- Mystery Jets – Someone Purer
- The Rolling Stones – You Can’t Always Get What You Want
I’ve not been swimming for a couple of weeks and I’ve hugely missed it. It’s as much about that moment when you’re changed and plodding along the pavement and realise every muscle feels stretched as it is about being in the water again. But when I’m in the pool it helps clear any cobwebs in my head, almost like a factory reset.

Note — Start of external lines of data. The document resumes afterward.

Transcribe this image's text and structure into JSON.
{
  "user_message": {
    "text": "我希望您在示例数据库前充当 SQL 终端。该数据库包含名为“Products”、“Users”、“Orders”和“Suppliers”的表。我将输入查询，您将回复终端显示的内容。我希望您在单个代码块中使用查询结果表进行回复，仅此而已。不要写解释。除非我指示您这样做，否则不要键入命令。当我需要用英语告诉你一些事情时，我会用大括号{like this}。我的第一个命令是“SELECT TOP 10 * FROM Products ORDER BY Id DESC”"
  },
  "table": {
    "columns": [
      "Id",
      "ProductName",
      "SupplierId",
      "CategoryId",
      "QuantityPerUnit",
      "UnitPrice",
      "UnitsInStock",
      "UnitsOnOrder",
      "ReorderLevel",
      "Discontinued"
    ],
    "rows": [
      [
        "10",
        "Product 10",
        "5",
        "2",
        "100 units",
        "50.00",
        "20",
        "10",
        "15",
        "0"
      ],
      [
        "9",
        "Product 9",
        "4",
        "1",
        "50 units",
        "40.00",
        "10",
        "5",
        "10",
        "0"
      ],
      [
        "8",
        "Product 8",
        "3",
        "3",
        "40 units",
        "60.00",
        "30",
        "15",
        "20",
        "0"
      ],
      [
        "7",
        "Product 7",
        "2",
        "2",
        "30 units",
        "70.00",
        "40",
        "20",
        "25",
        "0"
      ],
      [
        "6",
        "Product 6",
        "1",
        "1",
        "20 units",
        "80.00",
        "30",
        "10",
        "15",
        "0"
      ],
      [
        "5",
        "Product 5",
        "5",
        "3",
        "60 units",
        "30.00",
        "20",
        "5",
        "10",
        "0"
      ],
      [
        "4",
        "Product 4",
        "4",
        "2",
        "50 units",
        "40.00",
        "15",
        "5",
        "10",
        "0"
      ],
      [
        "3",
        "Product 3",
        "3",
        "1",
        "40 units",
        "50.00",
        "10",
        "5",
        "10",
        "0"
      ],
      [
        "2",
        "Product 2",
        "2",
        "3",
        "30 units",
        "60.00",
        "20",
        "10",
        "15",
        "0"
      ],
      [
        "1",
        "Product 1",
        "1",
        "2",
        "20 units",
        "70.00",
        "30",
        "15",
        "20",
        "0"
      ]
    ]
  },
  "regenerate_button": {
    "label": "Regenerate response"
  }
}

London Fields was the Lido I have been most looking forward to. My mecca of Lido’s as my Dad would have spent much of his wayward youth in this area. It’s London’s only Olympic sized heated outdoor pool and a hefty refurbishment means it’s spick and span (apart from the smell of feet at the shallow end, dozens of damp flip-flops not making for a pleasant pong). The beauty of this being that I can daydream about swimming in the snow or fog as it’s open all year round. It was like swimming in rush hour this morning but it was fascinating to see the different sorts in the pool. Someone teaching his girlfriend to swim, kids club, a woman breaststroking with head action like a woodpecker and a ton of skillful swimmers. London Fields Lido is now my favourite pool by a country mile.
This swim is dedicated to those that didn’t make it to the water today. The crustaceans outside Hackney Central station. RIP.
|People doing serious swimming:||Lost count. A ton|
|Men grabbing their danglebobbins a lot:||2|
|Women swimming in sunglasses:||Just a lifeguard posing in a pair|
|Kids doing classic “bombing”:||0|
|People dipping their toes with iPhones in hand:||0|
Allow me to have a bad day. I am sat nursing one of the many bottles of wine leftover from the M&S dine in for £10 offers that have been collecting in the kitchen reminiscing on the past 12 months.
I got made redundant last August, found a job I was excited about only to discover on my second day that the office was closing down by Christmas. So the panic of finding regular employment started all over again just as soon as it had stopped. After a lot of energy sitting in my uncomfortable interview clobber I found another job by November. I jetted off to Istanbul for an exciting work trip within two weeks of joining them and contracted Tinnitus on the return flight to London.
12 months later I am being made redundant yet again as the office I work for closes. My lovely ENT Doctor who (not Doctor Who, that’s a very different Doctor) has worked so very hard and dealt with all my frustrations patiently and kindly, threw his hands up today and told me he’s exhausted every avenue he can think of to cure it. All of which have failed (regular readers of this blog will know that music is the centre of my universe and therefore my hearing is precious). Add to this the break up of a long-term relationship earlier in the year, which despite the fact I am happier out of that relationship I miss my sidekick and it was a tough thing to go through. Most days I laugh at all this shambolic rotten luck, because of all the wonderful amazing things landing on my doorstep (London 2012 especially inspiring, friends and families support even more so).
The point to all this? None really. I am by nature a glass half full sort. In fact I’m more glass half full, favourite crisps in the cupboard and a bottle of rum under the kitchen sink. I’m not typing this to offer any wisdom other than to say I think it’s OK to have a shit day every now and again, and it’s more than OK to admit it. This post isn’t intended to cause worry. It’s just about that one message, that it’s fine to have a melancholic evening. Drink wine, feel a bit peeved about the hand you’ve been dealt and listen to lyrics. Then wake up in the morning ready to kick the world in its chops and run round the park listening to Bon Jovi’s Livin’ On A Prayer (I do that).
It’s good to have a soundtrack to wallow in, and beautifully sad music has a magical way of lifting me out of a sulk. Here’s what I’ve been listening to, just in case anyone out there is feeling a bit naff. Music offers a million things to me, that it can be cathartic is just one little element.
- Bat for Lashes – Laura
- Florence + The Machine – Never Let Me Go
- Fleetwood Mac – Landslide
- The Middle East – Blood
- LCD Soundsystem – Someone Great
- How To Dress Well – World I Need You, Won’t Be Without You
- Perfume Genius – Hood
- Anthony & The Johnsons – Hope There’s Someone
- Bon Iver – Holocene
- Kindness – House